> **Try it**
In the records, find every line with the word "default" and copy it out.

> **Records to use**
Start of Block

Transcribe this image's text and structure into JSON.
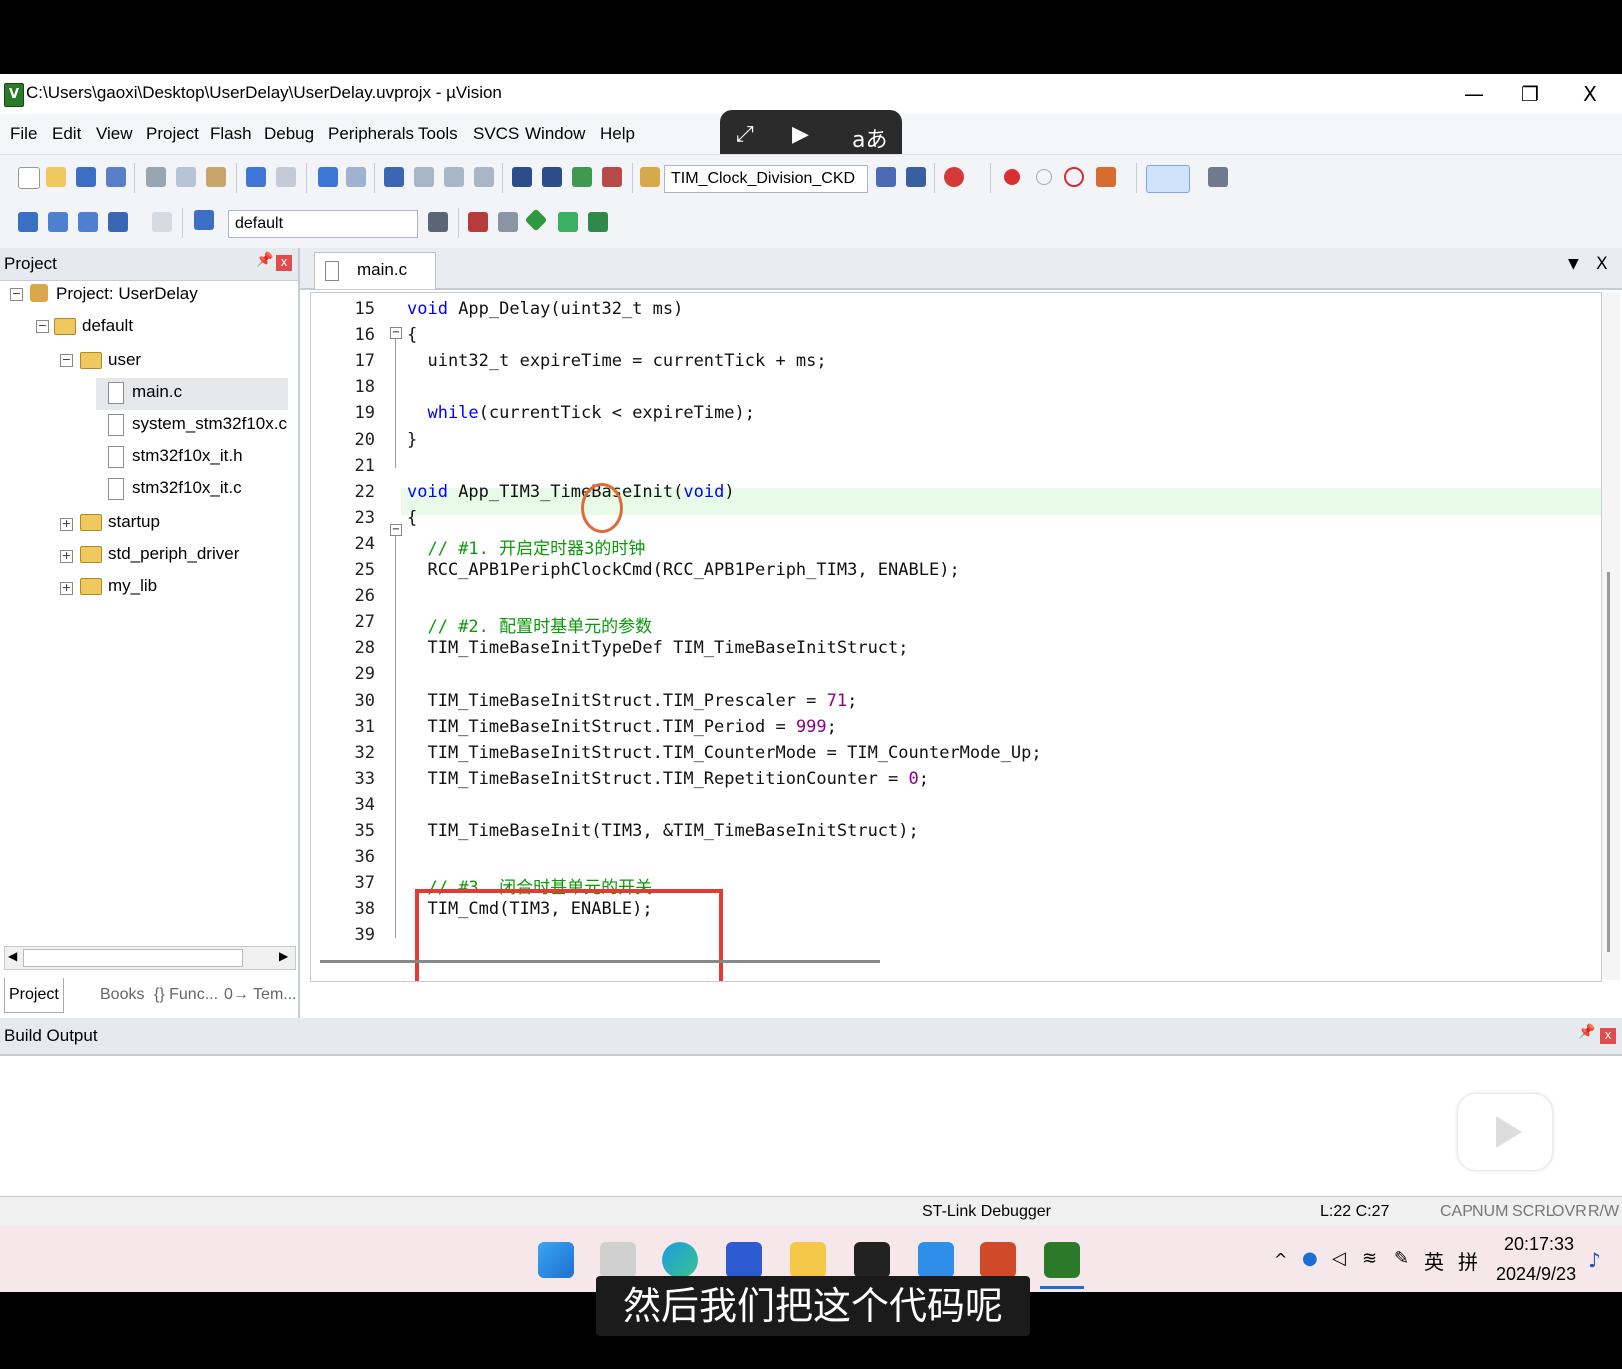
{
  "window": {
    "title": "C:\\Users\\gaoxi\\Desktop\\UserDelay\\UserDelay.uvprojx - µVision",
    "minimize": "—",
    "restore": "❐",
    "close": "X"
  },
  "menu": [
    "File",
    "Edit",
    "View",
    "Project",
    "Flash",
    "Debug",
    "Peripherals",
    "Tools",
    "SVCS",
    "Window",
    "Help"
  ],
  "overlay": {
    "icon1": "⤢",
    "icon2": "▶",
    "icon3": "aあ"
  },
  "toolbar": {
    "find_combo": "TIM_Clock_Division_CKD",
    "target_combo": "default"
  },
  "project_panel": {
    "header": "Project",
    "pin": "ᵖ",
    "close": "x",
    "tree": [
      {
        "label": "Project: UserDelay",
        "level": 0,
        "type": "root",
        "toggle": "−"
      },
      {
        "label": "default",
        "level": 1,
        "type": "folder",
        "toggle": "−"
      },
      {
        "label": "user",
        "level": 2,
        "type": "folder",
        "toggle": "−"
      },
      {
        "label": "main.c",
        "level": 3,
        "type": "file"
      },
      {
        "label": "system_stm32f10x.c",
        "level": 3,
        "type": "file"
      },
      {
        "label": "stm32f10x_it.h",
        "level": 3,
        "type": "file"
      },
      {
        "label": "stm32f10x_it.c",
        "level": 3,
        "type": "file"
      },
      {
        "label": "startup",
        "level": 2,
        "type": "folder",
        "toggle": "+"
      },
      {
        "label": "std_periph_driver",
        "level": 2,
        "type": "folder",
        "toggle": "+"
      },
      {
        "label": "my_lib",
        "level": 2,
        "type": "folder",
        "toggle": "+"
      }
    ],
    "bottom_tabs": [
      "Project",
      "Books",
      "{} Func...",
      "0→ Tem..."
    ]
  },
  "editor": {
    "tab": "main.c",
    "menu_arrow": "▼",
    "close": "X",
    "cursor": "L:22 C:27",
    "lines": [
      {
        "n": "15",
        "code": "void App_Delay(uint32_t ms)"
      },
      {
        "n": "16",
        "code": "{"
      },
      {
        "n": "17",
        "code": "  uint32_t expireTime = currentTick + ms;"
      },
      {
        "n": "18",
        "code": ""
      },
      {
        "n": "19",
        "code": "  while(currentTick < expireTime);"
      },
      {
        "n": "20",
        "code": "}"
      },
      {
        "n": "21",
        "code": ""
      },
      {
        "n": "22",
        "code": "void App_TIM3_TimeBaseInit(void)"
      },
      {
        "n": "23",
        "code": "{"
      },
      {
        "n": "24",
        "code": "  // #1. 开启定时器3的时钟"
      },
      {
        "n": "25",
        "code": "  RCC_APB1PeriphClockCmd(RCC_APB1Periph_TIM3, ENABLE);"
      },
      {
        "n": "26",
        "code": ""
      },
      {
        "n": "27",
        "code": "  // #2. 配置时基单元的参数"
      },
      {
        "n": "28",
        "code": "  TIM_TimeBaseInitTypeDef TIM_TimeBaseInitStruct;"
      },
      {
        "n": "29",
        "code": ""
      },
      {
        "n": "30",
        "code": "  TIM_TimeBaseInitStruct.TIM_Prescaler = 71;"
      },
      {
        "n": "31",
        "code": "  TIM_TimeBaseInitStruct.TIM_Period = 999;"
      },
      {
        "n": "32",
        "code": "  TIM_TimeBaseInitStruct.TIM_CounterMode = TIM_CounterMode_Up;"
      },
      {
        "n": "33",
        "code": "  TIM_TimeBaseInitStruct.TIM_RepetitionCounter = 0;"
      },
      {
        "n": "34",
        "code": ""
      },
      {
        "n": "35",
        "code": "  TIM_TimeBaseInit(TIM3, &TIM_TimeBaseInitStruct);"
      },
      {
        "n": "36",
        "code": ""
      },
      {
        "n": "37",
        "code": "  // #3. 闭合时基单元的开关"
      },
      {
        "n": "38",
        "code": "  TIM_Cmd(TIM3, ENABLE);"
      },
      {
        "n": "39",
        "code": ""
      }
    ]
  },
  "build_output": {
    "header": "Build Output"
  },
  "status": {
    "debugger": "ST-Link Debugger",
    "position": "L:22 C:27",
    "flags": [
      "CAP",
      "NUM",
      "SCRL",
      "OVR",
      "R/W"
    ]
  },
  "taskbar": {
    "time": "20:17:33",
    "date": "2024/9/23",
    "ime_lang": "英",
    "ime_mode": "拼"
  },
  "subtitle": "然后我们把这个代码呢",
  "colors": {
    "keyword": "#0000ff",
    "comment": "#0a9a0a",
    "number": "#8a008a",
    "highlight_box": "#e53935"
  }
}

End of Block

> **Problem solution**
    "target_combo": "default"
        "label": "default",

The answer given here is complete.